**WORK TO COMPLETE**
Report the count of lines below that include "name", without any other text.

**INFORMATION GIVEN**
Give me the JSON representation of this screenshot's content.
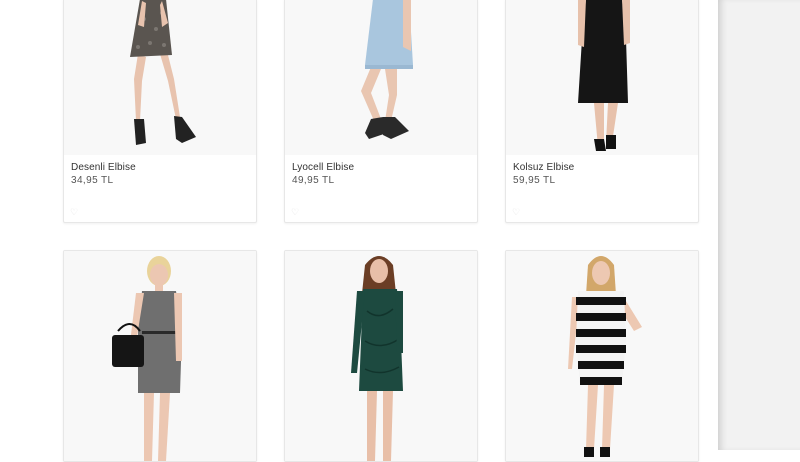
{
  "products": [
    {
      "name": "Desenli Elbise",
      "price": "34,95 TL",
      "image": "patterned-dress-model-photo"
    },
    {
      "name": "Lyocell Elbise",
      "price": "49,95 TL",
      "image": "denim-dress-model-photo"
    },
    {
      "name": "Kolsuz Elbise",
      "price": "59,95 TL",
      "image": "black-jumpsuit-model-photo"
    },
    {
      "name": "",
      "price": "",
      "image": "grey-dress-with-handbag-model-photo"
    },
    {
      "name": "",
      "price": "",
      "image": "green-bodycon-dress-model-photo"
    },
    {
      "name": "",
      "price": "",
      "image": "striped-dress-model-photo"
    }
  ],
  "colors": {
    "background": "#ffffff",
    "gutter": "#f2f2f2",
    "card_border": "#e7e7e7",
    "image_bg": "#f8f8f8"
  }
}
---
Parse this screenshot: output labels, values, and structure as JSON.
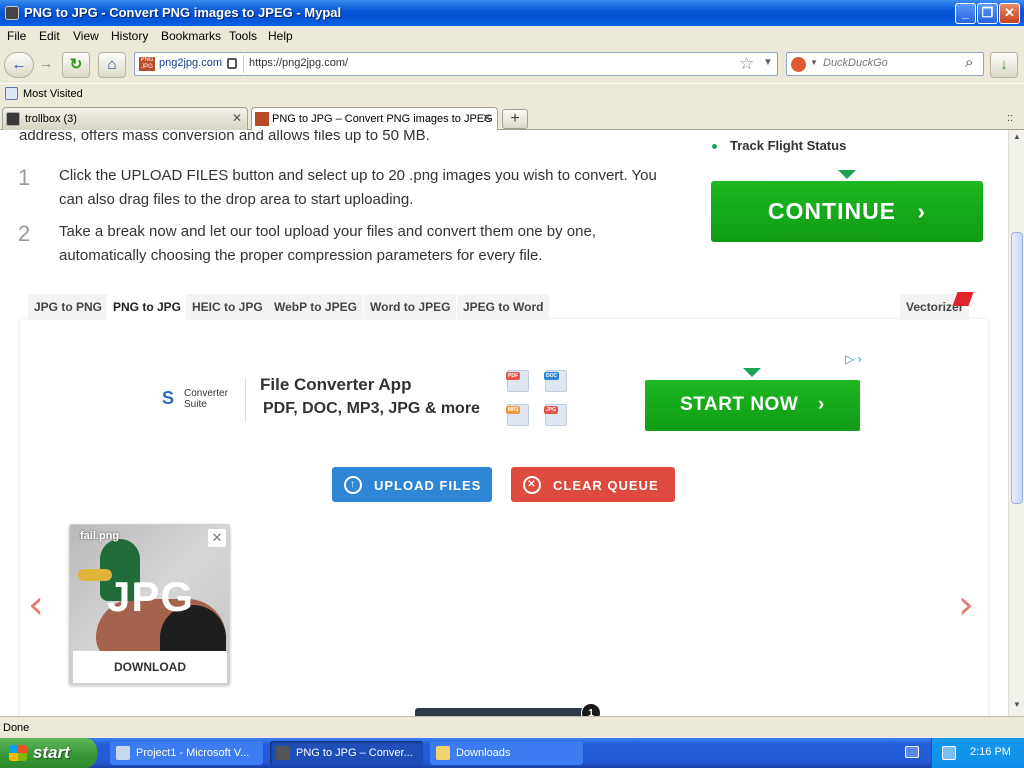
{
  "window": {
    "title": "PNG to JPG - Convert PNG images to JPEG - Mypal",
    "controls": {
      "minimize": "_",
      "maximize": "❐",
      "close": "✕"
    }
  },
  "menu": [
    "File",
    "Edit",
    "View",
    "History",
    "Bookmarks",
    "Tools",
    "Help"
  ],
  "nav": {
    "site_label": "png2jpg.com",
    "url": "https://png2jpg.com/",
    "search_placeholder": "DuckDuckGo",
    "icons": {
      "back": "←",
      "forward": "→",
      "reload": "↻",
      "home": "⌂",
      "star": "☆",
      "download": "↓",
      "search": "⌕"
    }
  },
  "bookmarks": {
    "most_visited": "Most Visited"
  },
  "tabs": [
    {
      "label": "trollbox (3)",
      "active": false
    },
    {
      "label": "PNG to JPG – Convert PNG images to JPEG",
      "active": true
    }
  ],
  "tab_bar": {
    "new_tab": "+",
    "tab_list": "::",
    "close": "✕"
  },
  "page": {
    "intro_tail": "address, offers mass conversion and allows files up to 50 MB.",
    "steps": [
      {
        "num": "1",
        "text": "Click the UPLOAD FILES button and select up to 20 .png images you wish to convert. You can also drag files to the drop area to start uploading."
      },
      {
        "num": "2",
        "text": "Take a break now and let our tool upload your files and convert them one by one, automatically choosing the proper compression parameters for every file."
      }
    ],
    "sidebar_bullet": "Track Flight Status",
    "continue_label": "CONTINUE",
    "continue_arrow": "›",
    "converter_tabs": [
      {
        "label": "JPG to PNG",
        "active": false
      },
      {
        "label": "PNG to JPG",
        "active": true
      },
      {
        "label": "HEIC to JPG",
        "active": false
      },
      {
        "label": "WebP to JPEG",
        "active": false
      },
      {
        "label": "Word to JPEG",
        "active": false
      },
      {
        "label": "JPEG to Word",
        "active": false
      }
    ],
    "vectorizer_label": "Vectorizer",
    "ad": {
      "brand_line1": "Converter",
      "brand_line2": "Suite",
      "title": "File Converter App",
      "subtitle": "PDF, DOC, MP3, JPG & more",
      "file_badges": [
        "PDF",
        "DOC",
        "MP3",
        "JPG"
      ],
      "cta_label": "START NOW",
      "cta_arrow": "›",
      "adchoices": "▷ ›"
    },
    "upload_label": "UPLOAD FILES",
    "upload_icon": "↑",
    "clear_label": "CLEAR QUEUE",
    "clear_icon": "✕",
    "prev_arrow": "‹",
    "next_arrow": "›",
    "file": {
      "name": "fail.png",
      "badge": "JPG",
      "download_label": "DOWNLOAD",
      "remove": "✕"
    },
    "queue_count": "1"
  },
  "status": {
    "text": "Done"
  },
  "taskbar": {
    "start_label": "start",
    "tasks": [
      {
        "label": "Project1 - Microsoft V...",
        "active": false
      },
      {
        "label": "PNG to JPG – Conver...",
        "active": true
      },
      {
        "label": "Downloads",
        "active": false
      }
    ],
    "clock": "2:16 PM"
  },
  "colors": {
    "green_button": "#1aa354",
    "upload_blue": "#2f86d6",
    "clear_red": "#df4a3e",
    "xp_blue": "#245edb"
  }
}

**EXERCISE RESULT**
7